**What the task requires:**
Search the records below for "File"; copy each line that has it.

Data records
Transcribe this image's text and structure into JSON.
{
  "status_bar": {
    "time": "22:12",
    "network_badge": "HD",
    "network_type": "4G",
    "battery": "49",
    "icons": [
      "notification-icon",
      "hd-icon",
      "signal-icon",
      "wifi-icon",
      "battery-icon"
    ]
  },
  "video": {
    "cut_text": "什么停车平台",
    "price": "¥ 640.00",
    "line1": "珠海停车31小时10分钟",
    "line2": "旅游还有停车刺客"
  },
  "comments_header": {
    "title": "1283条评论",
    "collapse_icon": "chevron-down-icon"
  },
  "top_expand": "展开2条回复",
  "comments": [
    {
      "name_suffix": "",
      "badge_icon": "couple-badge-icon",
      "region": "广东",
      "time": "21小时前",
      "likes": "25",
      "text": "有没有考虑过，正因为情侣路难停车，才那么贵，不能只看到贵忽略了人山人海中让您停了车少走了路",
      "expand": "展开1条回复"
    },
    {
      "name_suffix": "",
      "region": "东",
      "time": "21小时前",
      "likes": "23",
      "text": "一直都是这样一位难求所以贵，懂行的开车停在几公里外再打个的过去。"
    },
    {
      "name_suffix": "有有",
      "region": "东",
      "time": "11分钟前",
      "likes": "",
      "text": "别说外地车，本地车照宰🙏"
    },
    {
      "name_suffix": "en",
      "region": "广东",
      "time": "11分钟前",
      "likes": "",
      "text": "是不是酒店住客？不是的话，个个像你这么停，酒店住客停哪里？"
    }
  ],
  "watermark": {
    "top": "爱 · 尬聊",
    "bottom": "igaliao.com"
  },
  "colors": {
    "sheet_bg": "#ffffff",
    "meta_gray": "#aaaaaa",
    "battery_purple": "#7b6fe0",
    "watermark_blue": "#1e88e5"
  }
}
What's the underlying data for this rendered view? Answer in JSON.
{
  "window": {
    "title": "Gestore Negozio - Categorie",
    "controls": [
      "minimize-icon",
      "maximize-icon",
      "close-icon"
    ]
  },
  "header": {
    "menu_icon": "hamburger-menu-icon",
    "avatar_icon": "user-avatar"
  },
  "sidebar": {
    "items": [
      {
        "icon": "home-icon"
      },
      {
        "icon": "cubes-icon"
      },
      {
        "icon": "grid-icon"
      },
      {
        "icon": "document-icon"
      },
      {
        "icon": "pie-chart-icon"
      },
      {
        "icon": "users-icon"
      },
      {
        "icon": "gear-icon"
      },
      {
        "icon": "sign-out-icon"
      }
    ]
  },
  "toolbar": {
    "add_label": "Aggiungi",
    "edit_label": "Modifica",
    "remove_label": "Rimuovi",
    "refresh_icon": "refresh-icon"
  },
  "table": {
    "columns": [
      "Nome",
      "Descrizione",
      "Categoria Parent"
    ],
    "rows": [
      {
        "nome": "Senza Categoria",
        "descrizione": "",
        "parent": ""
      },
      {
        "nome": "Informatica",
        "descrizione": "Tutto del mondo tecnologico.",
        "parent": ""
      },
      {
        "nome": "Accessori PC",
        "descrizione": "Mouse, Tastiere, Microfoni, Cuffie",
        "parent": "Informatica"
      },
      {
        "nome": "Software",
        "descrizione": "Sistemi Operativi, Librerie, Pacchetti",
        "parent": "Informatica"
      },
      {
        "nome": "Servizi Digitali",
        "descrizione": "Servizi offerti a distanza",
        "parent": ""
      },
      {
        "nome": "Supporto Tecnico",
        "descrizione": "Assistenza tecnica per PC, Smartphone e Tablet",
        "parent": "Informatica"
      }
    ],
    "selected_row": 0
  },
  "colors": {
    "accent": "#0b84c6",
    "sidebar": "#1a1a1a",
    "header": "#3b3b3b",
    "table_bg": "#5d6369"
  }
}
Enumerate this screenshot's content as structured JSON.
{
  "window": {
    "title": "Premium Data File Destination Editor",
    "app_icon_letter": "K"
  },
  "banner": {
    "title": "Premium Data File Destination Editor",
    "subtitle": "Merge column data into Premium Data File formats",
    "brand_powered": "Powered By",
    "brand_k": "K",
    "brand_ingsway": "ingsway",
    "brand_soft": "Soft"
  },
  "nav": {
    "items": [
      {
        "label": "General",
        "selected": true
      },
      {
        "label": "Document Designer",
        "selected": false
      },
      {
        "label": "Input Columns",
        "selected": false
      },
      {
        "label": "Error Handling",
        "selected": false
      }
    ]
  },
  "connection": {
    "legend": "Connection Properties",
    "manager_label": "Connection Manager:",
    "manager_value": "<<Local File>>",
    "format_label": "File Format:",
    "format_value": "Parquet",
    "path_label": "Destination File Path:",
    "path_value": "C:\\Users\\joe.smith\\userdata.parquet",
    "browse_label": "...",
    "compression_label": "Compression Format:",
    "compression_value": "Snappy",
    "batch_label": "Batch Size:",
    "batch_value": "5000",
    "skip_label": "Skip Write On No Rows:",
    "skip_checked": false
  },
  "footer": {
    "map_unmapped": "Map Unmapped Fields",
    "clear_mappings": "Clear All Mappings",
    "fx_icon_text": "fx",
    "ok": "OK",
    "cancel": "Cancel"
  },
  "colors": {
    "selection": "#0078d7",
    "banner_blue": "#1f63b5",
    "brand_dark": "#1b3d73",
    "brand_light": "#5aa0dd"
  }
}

**Completed exercise:**
    "title": "Premium Data File Destination Editor",
    "title": "Premium Data File Destination Editor",
    "subtitle": "Merge column data into Premium Data File formats",
    "manager_value": "<<Local File>>",
    "format_label": "File Format:",
    "path_label": "Destination File Path:",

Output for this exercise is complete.